The love for genda phool and pure nature gets a new canvas; abandoning geometry after three years Rahul Mishra pays homage to Monaco, not the elitist grand prix or Grimaldis, but humble unforgettables
By Asmita Aggarwal
There are a lot of things that Rahul Mishra says, one such pearl is “I am a control freak” and “if you call genda phool marigold, it loses its fragrance”. Maybe it is this innate honesty that makes him the “most wanted” man in fashion. Kering and LVMH both are eyeing for a share in his business and out of 1.3 billion Indians, well-read brides-to-be look up to him as a D-Day saviour.
Each year, Rahul wants to go a step further and attempt new textures and unfamiliar techniques, and the fear of failure doesn’t deter him. As he says there is no formula one can adhere to, but coherent evolution is the way forward. A lot of people in his burgeoning team are “intellectual nerds” so behind the scenes there is brainstorming, after looking at what international pundits are predicting. “I have had a couple of talks with LVMH and Kering but nothing has been fructified. Even for a role as a creative director for an international label. Right now I value my freedom and I put creativity over commerce. The fulcrum is not rampant selling but idea generation,” he says. It is almost like a college assignment, where you are told to think out-of-the-box and focus on fantasy.

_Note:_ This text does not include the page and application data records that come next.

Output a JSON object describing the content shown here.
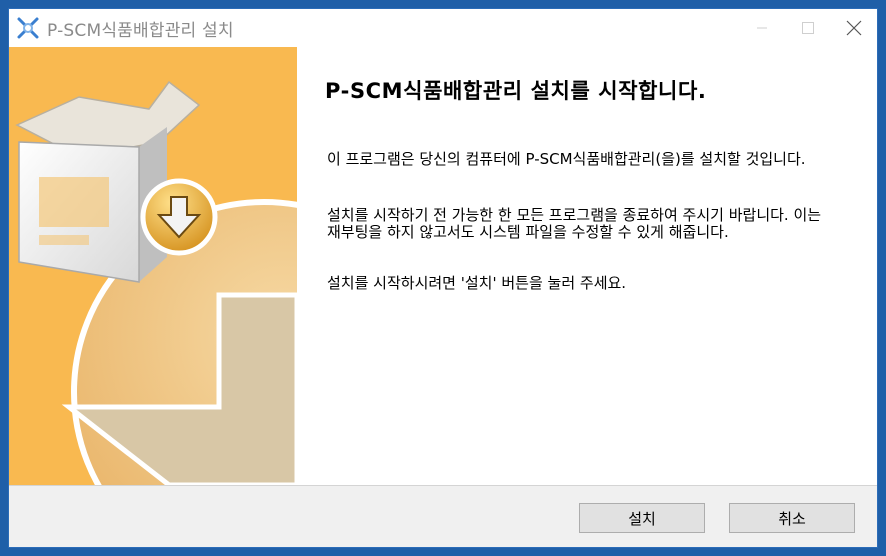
{
  "window": {
    "title": "P-SCM식품배합관리 설치",
    "controls": {
      "minimize_icon": "minimize-icon",
      "maximize_icon": "maximize-icon",
      "close_icon": "close-icon"
    }
  },
  "content": {
    "heading": "P-SCM식품배합관리 설치를 시작합니다.",
    "paragraph1": "이 프로그램은 당신의 컴퓨터에 P-SCM식품배합관리(을)를 설치할 것입니다.",
    "paragraph2": "설치를 시작하기 전 가능한 한 모든 프로그램을 종료하여 주시기 바랍니다. 이는 재부팅을 하지 않고서도 시스템 파일을 수정할 수 있게 해줍니다.",
    "paragraph3": "설치를 시작하시려면 '설치' 버튼을 눌러 주세요."
  },
  "buttons": {
    "install": "설치",
    "cancel": "취소"
  },
  "colors": {
    "banner_background": "#f9b950",
    "window_border": "#2b6cb8"
  }
}
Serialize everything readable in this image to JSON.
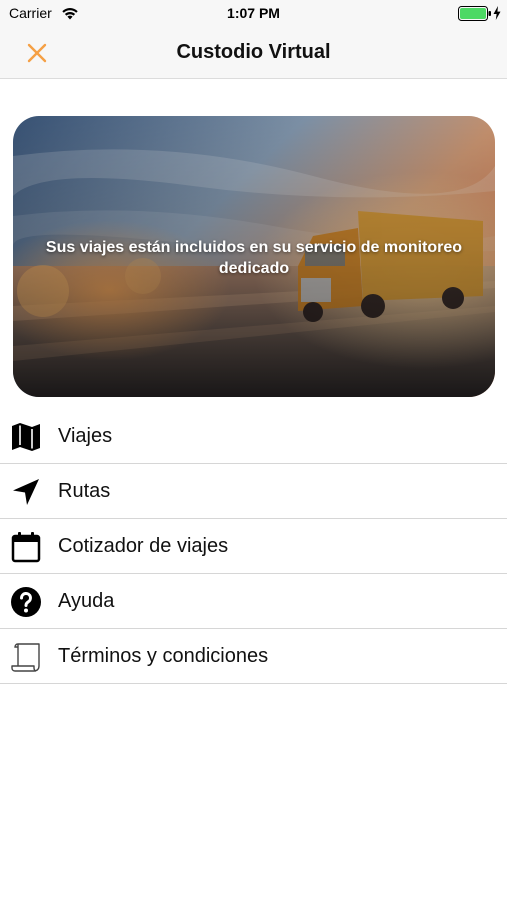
{
  "status_bar": {
    "carrier": "Carrier",
    "time": "1:07 PM",
    "battery_color": "#4cd964"
  },
  "nav": {
    "title": "Custodio Virtual",
    "close_icon": "close-icon",
    "accent_color": "#f5a045"
  },
  "banner": {
    "text": "Sus viajes están incluidos en su servicio de monitoreo dedicado"
  },
  "menu": {
    "items": [
      {
        "label": "Viajes",
        "icon": "map-icon"
      },
      {
        "label": "Rutas",
        "icon": "navigation-arrow-icon"
      },
      {
        "label": "Cotizador de viajes",
        "icon": "calendar-icon"
      },
      {
        "label": "Ayuda",
        "icon": "help-icon"
      },
      {
        "label": "Términos y condiciones",
        "icon": "document-icon"
      }
    ]
  }
}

The ICW 2019 line, in collaboration with Visit Monaco, has not just Indian bridal, but some Western outfits too. You will be surprised to see reds which fell off the map suddenly. In the long run, you don’t need to carry a lot of weight on your shoulders to be able to keep going, is his philosophy, so he never rests on his laurels. But what is done in the past, is left in the past. “Beginning from zero gives you a certain undefined lightness, I like to be in that space,” he asserts.

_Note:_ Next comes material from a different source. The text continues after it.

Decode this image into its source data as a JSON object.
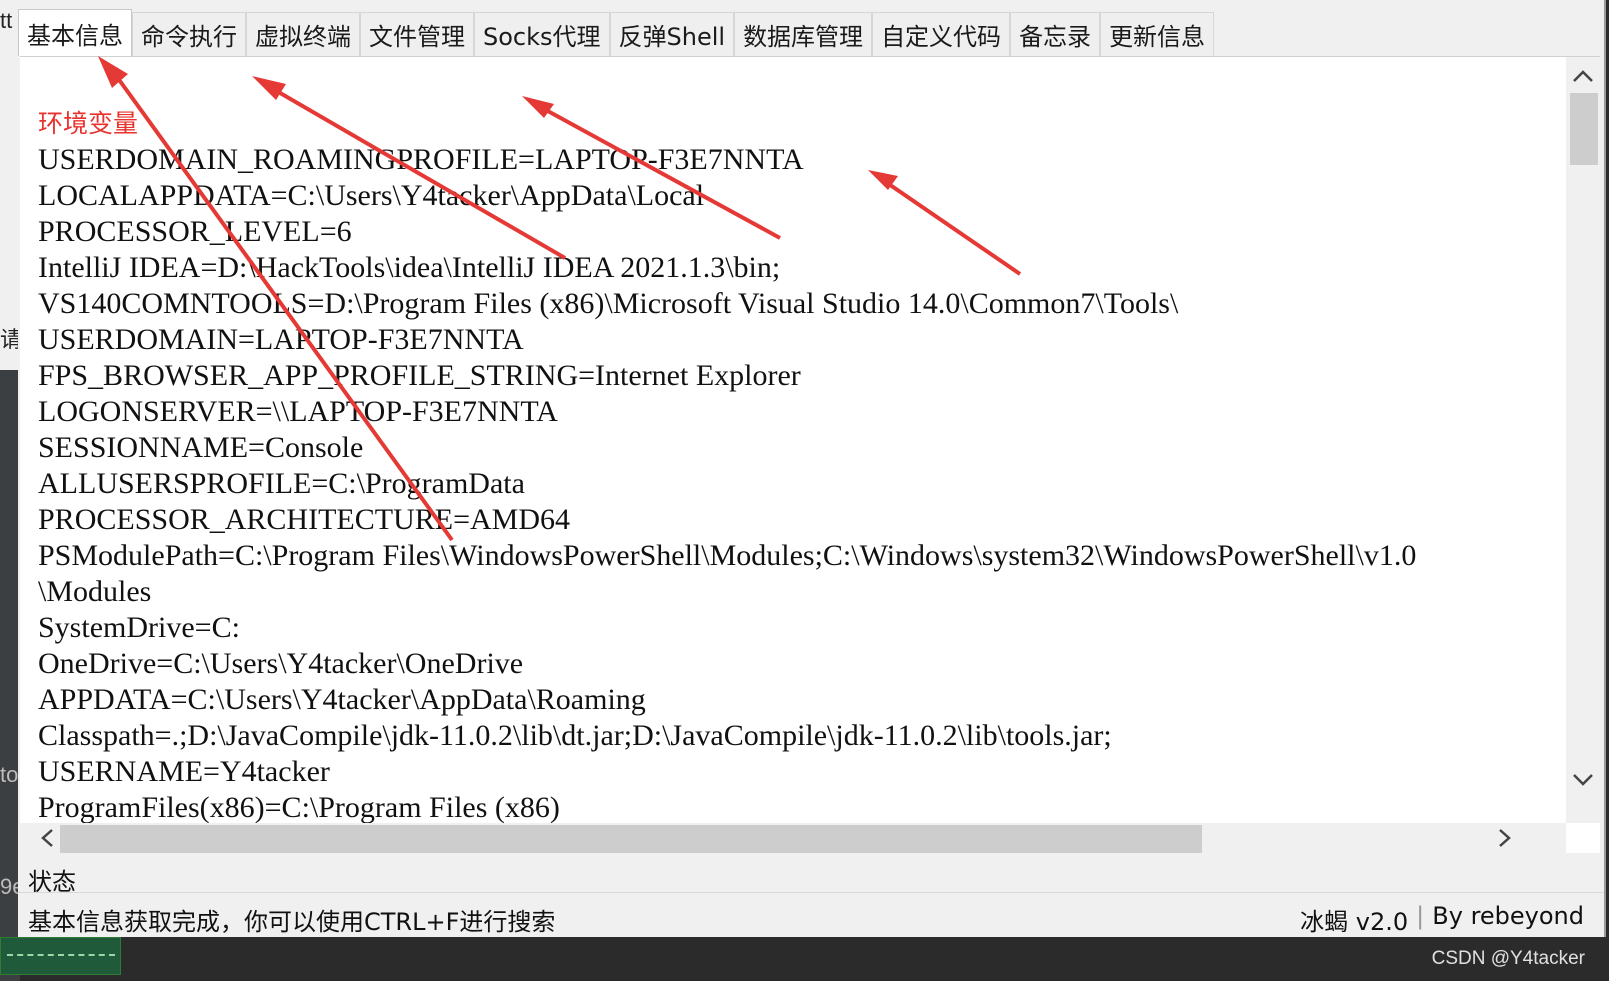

In a world of excessive online interaction, designers are not spared if a “loose comment” is made, Mishra believes it is important to have an opinion whether the public agrees or not, it is up to them. “Sometimes you get rewarded for your beliefs and other times berated, but I do feel culturally women exhibit their emotions differently whether it is through makeup or clothes, it is quite individualistic,” he explains. For him, fashion is the most intimate way of expressing personal thoughts and his love for art.

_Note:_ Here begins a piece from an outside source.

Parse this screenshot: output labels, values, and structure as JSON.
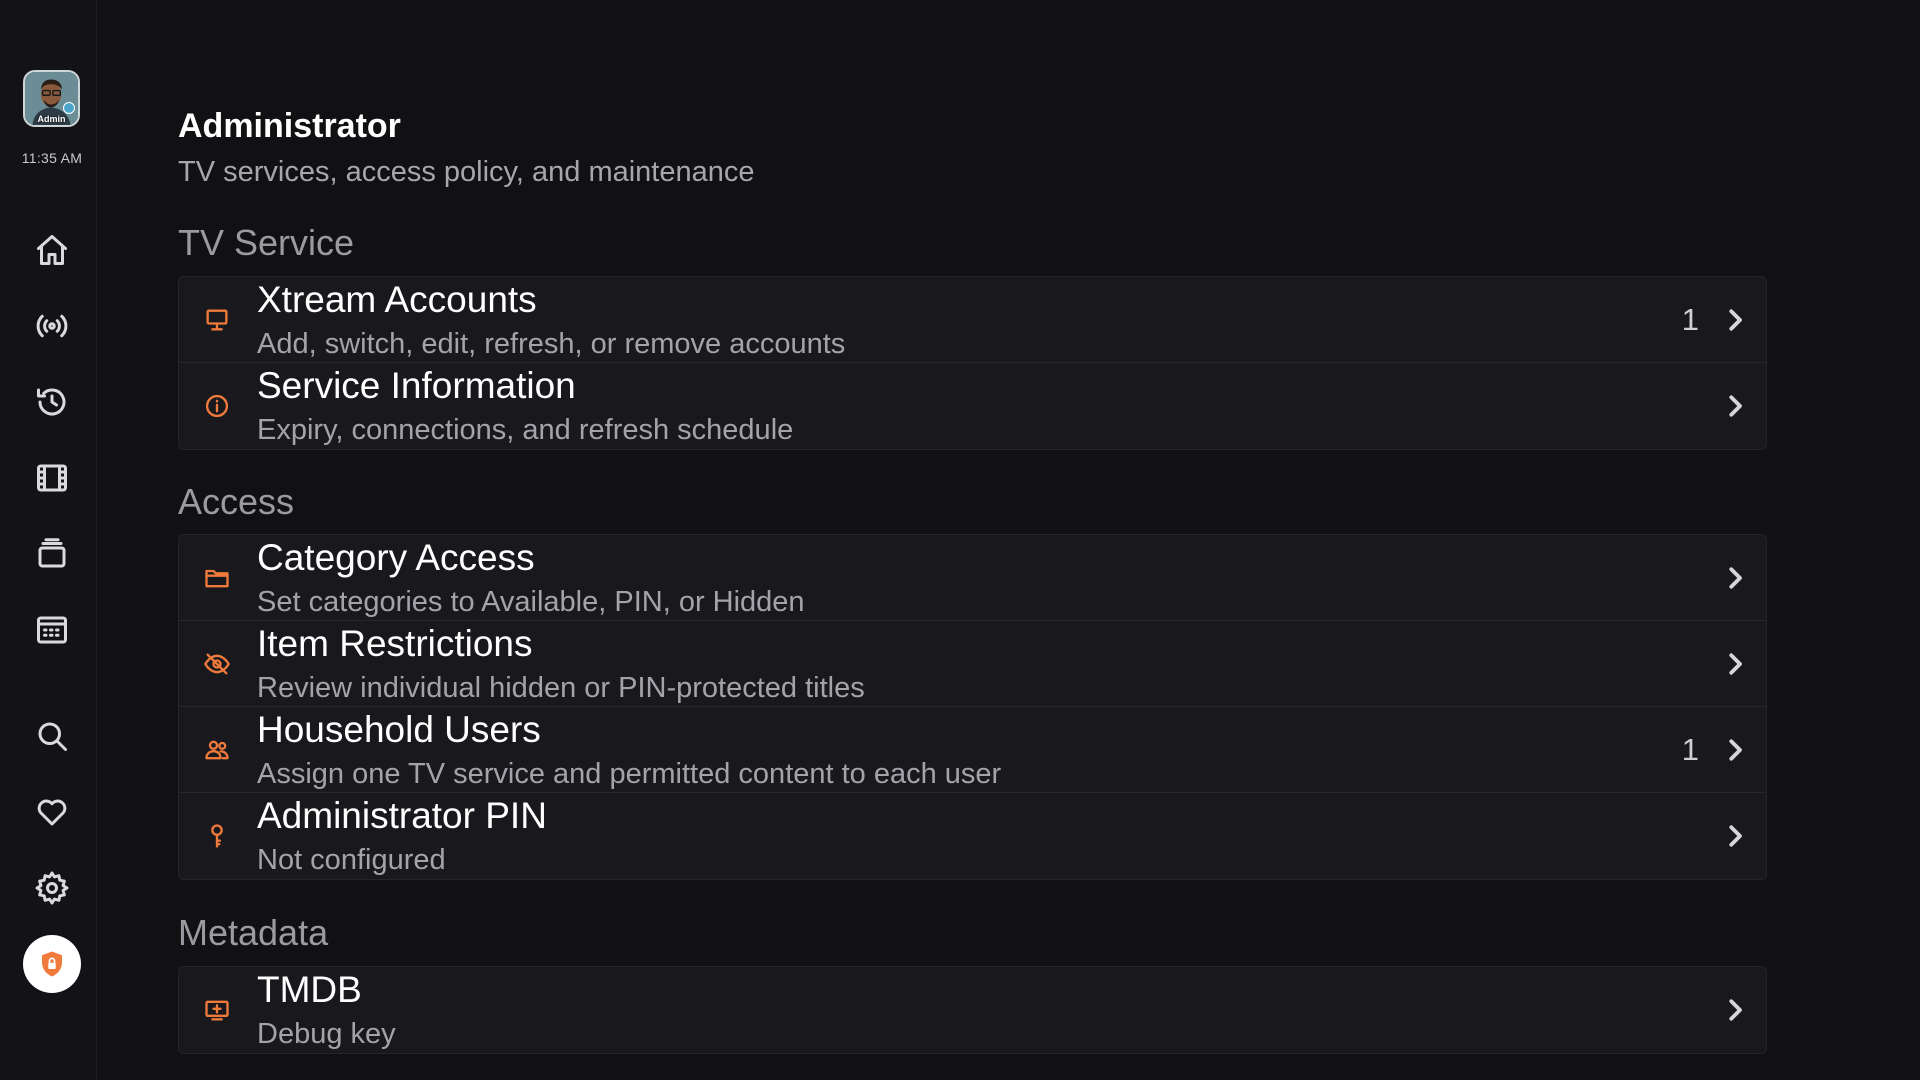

The world can’t be summed up in two parameters as most people tend to believe, geometry and floral or curves and lines, there is a lot in between that misses the eye. Mishra’s love for painterly graphics, organza, which has no sheen or weight and “dissolves like a candle” gives him the power to mould it the way he desires. His other favourites include khadi, Maheshwari, Banerasi, Chanderi, muga silk, and Merino wool. Each garment is like a canvas and he approaches it like a painter, but what remains central is that the business must generate enough to give employment to his contingent of artisans.
Last year, Mishra won the Best Designer Award for being a sustainable label given to him in Monaco. Most people would associate the principality, situated on France’s Mediterranean coastline with the American beauty Grace Kelly who married Prince Rainier III. But for Mishra the place reminded him of Malhousi, in his 8-10 day-long stay there. “In Europe, people respect nature, in India, we take everything for granted even the great weather,” he admits. Monaco boasts of lakes, full blooms, water lilies, natural spots, almost like the idyllic village he grew up in. “No one will believe when I call two diverse places similar, but there is vibrancy in the landscapes and the winter of Malhousi was like the summer of Monaco,” he explains.
The designer’s inspirations have been many from frescos and Muslim architectural jaalis, havelis, marbled corridors, sculptural tombs to Henri Rosseau and Pichwais. This time it was an ode to nostalgia, the beauty of being able to walk and reach your destination, the perks of being in a small modern “village” giving Mishra a child-like inspiration. “We decided to collaborate with Visit Monaco seven months ago and then it all came together, as we also did a show there last year,” he explains.
Construction, cut, colour and 3D along with white have been a constant in Mishra’s trajectory to fame, the couture week saw pictorial versions of scenic landscapes, from ducks floating in water to cranes and flora and fauna and genda phool ——-everything was displayed effectively on ensembles. “Roses are always romanced, there is an elegance about them, but if you go to any Indian wedding, you will notice that we make laadis out of marigold and hang them everywhere. It is used in abundance, it is such a beautiful flower with so much humility. This season it is my obsession,” he laughs.